→ **Problem to solve**:
Every line below must be given again exactly.

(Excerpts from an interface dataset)
============================================================

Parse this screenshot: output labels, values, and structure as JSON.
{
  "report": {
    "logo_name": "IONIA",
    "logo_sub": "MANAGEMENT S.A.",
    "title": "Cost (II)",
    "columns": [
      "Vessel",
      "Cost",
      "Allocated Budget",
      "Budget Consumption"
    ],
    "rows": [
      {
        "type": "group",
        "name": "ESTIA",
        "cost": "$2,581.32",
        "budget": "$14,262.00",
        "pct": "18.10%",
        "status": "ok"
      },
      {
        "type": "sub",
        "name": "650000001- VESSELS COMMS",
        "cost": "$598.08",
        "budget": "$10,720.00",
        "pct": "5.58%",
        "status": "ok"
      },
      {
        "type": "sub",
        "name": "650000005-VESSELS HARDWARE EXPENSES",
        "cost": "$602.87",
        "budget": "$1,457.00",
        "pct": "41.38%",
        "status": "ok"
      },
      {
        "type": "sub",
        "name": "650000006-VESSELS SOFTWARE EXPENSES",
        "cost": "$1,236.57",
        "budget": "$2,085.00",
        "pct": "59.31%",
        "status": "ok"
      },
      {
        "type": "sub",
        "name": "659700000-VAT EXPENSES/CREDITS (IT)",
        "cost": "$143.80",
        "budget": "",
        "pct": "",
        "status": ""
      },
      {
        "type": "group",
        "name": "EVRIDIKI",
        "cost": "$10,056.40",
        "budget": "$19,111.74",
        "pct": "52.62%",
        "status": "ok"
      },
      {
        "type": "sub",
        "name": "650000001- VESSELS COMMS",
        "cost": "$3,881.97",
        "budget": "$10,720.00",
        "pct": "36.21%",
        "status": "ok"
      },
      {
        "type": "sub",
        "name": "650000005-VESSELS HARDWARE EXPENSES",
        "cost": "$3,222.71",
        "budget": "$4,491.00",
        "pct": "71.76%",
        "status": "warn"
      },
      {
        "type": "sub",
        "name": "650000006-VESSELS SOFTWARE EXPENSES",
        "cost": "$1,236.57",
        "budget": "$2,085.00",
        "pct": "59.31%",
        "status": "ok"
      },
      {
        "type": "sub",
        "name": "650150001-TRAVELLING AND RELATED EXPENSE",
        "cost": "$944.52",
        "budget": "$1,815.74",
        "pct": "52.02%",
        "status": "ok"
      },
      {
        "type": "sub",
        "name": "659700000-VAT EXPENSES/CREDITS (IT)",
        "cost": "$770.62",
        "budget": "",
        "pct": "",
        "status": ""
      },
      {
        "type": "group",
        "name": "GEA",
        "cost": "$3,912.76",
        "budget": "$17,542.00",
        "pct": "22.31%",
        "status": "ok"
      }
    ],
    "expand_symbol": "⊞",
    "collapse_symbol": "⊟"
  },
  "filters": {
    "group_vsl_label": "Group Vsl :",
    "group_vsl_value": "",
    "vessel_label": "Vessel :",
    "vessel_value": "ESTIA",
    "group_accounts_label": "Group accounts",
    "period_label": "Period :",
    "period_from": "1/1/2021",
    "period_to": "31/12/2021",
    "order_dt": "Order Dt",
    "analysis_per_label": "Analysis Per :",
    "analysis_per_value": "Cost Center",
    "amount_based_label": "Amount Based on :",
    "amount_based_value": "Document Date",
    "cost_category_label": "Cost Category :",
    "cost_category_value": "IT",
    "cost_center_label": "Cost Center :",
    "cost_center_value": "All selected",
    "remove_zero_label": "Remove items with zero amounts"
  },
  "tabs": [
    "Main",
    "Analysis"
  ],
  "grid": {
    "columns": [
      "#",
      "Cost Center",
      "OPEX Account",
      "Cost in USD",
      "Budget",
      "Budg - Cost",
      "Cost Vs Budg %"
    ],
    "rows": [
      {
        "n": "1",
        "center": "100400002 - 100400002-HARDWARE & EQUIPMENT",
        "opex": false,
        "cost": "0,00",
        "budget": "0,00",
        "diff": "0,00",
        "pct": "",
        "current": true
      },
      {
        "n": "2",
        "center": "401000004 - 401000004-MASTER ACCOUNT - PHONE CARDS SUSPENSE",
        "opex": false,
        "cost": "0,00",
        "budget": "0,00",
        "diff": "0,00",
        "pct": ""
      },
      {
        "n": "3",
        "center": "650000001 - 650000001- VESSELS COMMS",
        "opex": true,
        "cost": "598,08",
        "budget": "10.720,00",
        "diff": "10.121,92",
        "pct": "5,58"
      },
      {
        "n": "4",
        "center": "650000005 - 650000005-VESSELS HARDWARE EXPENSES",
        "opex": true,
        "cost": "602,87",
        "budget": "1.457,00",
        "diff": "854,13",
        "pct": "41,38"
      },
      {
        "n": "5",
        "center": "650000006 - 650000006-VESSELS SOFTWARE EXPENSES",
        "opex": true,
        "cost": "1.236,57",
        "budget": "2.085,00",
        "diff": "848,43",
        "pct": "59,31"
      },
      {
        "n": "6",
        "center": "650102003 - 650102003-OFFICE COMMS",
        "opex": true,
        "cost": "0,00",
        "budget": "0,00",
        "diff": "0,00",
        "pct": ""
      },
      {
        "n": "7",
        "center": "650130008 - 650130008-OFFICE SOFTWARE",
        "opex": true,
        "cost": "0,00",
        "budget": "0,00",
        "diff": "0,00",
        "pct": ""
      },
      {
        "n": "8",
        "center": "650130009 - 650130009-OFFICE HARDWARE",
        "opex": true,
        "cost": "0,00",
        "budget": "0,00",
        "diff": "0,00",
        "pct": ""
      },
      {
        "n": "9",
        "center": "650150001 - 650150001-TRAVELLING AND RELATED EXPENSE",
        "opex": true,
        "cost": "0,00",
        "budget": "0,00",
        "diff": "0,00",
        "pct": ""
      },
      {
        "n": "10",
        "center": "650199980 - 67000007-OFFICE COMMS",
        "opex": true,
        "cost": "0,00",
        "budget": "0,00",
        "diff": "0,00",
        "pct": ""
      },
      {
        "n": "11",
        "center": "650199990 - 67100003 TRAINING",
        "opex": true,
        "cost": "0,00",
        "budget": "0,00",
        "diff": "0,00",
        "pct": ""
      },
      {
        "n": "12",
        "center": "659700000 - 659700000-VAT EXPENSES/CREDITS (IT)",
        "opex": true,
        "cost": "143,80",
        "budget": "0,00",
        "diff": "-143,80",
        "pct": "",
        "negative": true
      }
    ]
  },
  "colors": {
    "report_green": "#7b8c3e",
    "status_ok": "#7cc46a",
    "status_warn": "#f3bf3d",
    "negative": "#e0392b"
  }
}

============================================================

→ **Response area**:
Parse this screenshot: output labels, values, and structure as JSON.
{
  "report": {
    "logo_name": "IONIA",
    "logo_sub": "MANAGEMENT S.A.",
    "title": "Cost (II)",
    "columns": [
      "Vessel",
      "Cost",
      "Allocated Budget",
      "Budget Consumption"
    ],
    "rows": [
      {
        "type": "group",
        "name": "ESTIA",
        "cost": "$2,581.32",
        "budget": "$14,262.00",
        "pct": "18.10%",
        "status": "ok"
      },
      {
        "type": "sub",
        "name": "650000001- VESSELS COMMS",
        "cost": "$598.08",
        "budget": "$10,720.00",
        "pct": "5.58%",
        "status": "ok"
      },
      {
        "type": "sub",
        "name": "650000005-VESSELS HARDWARE EXPENSES",
        "cost": "$602.87",
        "budget": "$1,457.00",
        "pct": "41.38%",
        "status": "ok"
      },
      {
        "type": "sub",
        "name": "650000006-VESSELS SOFTWARE EXPENSES",
        "cost": "$1,236.57",
        "budget": "$2,085.00",
        "pct": "59.31%",
        "status": "ok"
      },
      {
        "type": "sub",
        "name": "659700000-VAT EXPENSES/CREDITS (IT)",
        "cost": "$143.80",
        "budget": "",
        "pct": "",
        "status": ""
      },
      {
        "type": "group",
        "name": "EVRIDIKI",
        "cost": "$10,056.40",
        "budget": "$19,111.74",
        "pct": "52.62%",
        "status": "ok"
      },
      {
        "type": "sub",
        "name": "650000001- VESSELS COMMS",
        "cost": "$3,881.97",
        "budget": "$10,720.00",
        "pct": "36.21%",
        "status": "ok"
      },
      {
        "type": "sub",
        "name": "650000005-VESSELS HARDWARE EXPENSES",
        "cost": "$3,222.71",
        "budget": "$4,491.00",
        "pct": "71.76%",
        "status": "warn"
      },
      {
        "type": "sub",
        "name": "650000006-VESSELS SOFTWARE EXPENSES",
        "cost": "$1,236.57",
        "budget": "$2,085.00",
        "pct": "59.31%",
        "status": "ok"
      },
      {
        "type": "sub",
        "name": "650150001-TRAVELLING AND RELATED EXPENSE",
        "cost": "$944.52",
        "budget": "$1,815.74",
        "pct": "52.02%",
        "status": "ok"
      },
      {
        "type": "sub",
        "name": "659700000-VAT EXPENSES/CREDITS (IT)",
        "cost": "$770.62",
        "budget": "",
        "pct": "",
        "status": ""
      },
      {
        "type": "group",
        "name": "GEA",
        "cost": "$3,912.76",
        "budget": "$17,542.00",
        "pct": "22.31%",
        "status": "ok"
      }
    ],
    "expand_symbol": "⊞",
    "collapse_symbol": "⊟"
  },
  "filters": {
    "group_vsl_label": "Group Vsl :",
    "group_vsl_value": "",
    "vessel_label": "Vessel :",
    "vessel_value": "ESTIA",
    "group_accounts_label": "Group accounts",
    "period_label": "Period :",
    "period_from": "1/1/2021",
    "period_to": "31/12/2021",
    "order_dt": "Order Dt",
    "analysis_per_label": "Analysis Per :",
    "analysis_per_value": "Cost Center",
    "amount_based_label": "Amount Based on :",
    "amount_based_value": "Document Date",
    "cost_category_label": "Cost Category :",
    "cost_category_value": "IT",
    "cost_center_label": "Cost Center :",
    "cost_center_value": "All selected",
    "remove_zero_label": "Remove items with zero amounts"
  },
  "tabs": [
    "Main",
    "Analysis"
  ],
  "grid": {
    "columns": [
      "#",
      "Cost Center",
      "OPEX Account",
      "Cost in USD",
      "Budget",
      "Budg - Cost",
      "Cost Vs Budg %"
    ],
    "rows": [
      {
        "n": "1",
        "center": "100400002 - 100400002-HARDWARE & EQUIPMENT",
        "opex": false,
        "cost": "0,00",
        "budget": "0,00",
        "diff": "0,00",
        "pct": "",
        "current": true
      },
      {
        "n": "2",
        "center": "401000004 - 401000004-MASTER ACCOUNT - PHONE CARDS SUSPENSE",
        "opex": false,
        "cost": "0,00",
        "budget": "0,00",
        "diff": "0,00",
        "pct": ""
      },
      {
        "n": "3",
        "center": "650000001 - 650000001- VESSELS COMMS",
        "opex": true,
        "cost": "598,08",
        "budget": "10.720,00",
        "diff": "10.121,92",
        "pct": "5,58"
      },
      {
        "n": "4",
        "center": "650000005 - 650000005-VESSELS HARDWARE EXPENSES",
        "opex": true,
        "cost": "602,87",
        "budget": "1.457,00",
        "diff": "854,13",
        "pct": "41,38"
      },
      {
        "n": "5",
        "center": "650000006 - 650000006-VESSELS SOFTWARE EXPENSES",
        "opex": true,
        "cost": "1.236,57",
        "budget": "2.085,00",
        "diff": "848,43",
        "pct": "59,31"
      },
      {
        "n": "6",
        "center": "650102003 - 650102003-OFFICE COMMS",
        "opex": true,
        "cost": "0,00",
        "budget": "0,00",
        "diff": "0,00",
        "pct": ""
      },
      {
        "n": "7",
        "center": "650130008 - 650130008-OFFICE SOFTWARE",
        "opex": true,
        "cost": "0,00",
        "budget": "0,00",
        "diff": "0,00",
        "pct": ""
      },
      {
        "n": "8",
        "center": "650130009 - 650130009-OFFICE HARDWARE",
        "opex": true,
        "cost": "0,00",
        "budget": "0,00",
        "diff": "0,00",
        "pct": ""
      },
      {
        "n": "9",
        "center": "650150001 - 650150001-TRAVELLING AND RELATED EXPENSE",
        "opex": true,
        "cost": "0,00",
        "budget": "0,00",
        "diff": "0,00",
        "pct": ""
      },
      {
        "n": "10",
        "center": "650199980 - 67000007-OFFICE COMMS",
        "opex": true,
        "cost": "0,00",
        "budget": "0,00",
        "diff": "0,00",
        "pct": ""
      },
      {
        "n": "11",
        "center": "650199990 - 67100003 TRAINING",
        "opex": true,
        "cost": "0,00",
        "budget": "0,00",
        "diff": "0,00",
        "pct": ""
      },
      {
        "n": "12",
        "center": "659700000 - 659700000-VAT EXPENSES/CREDITS (IT)",
        "opex": true,
        "cost": "143,80",
        "budget": "0,00",
        "diff": "-143,80",
        "pct": "",
        "negative": true
      }
    ]
  },
  "colors": {
    "report_green": "#7b8c3e",
    "status_ok": "#7cc46a",
    "status_warn": "#f3bf3d",
    "negative": "#e0392b"
  }
}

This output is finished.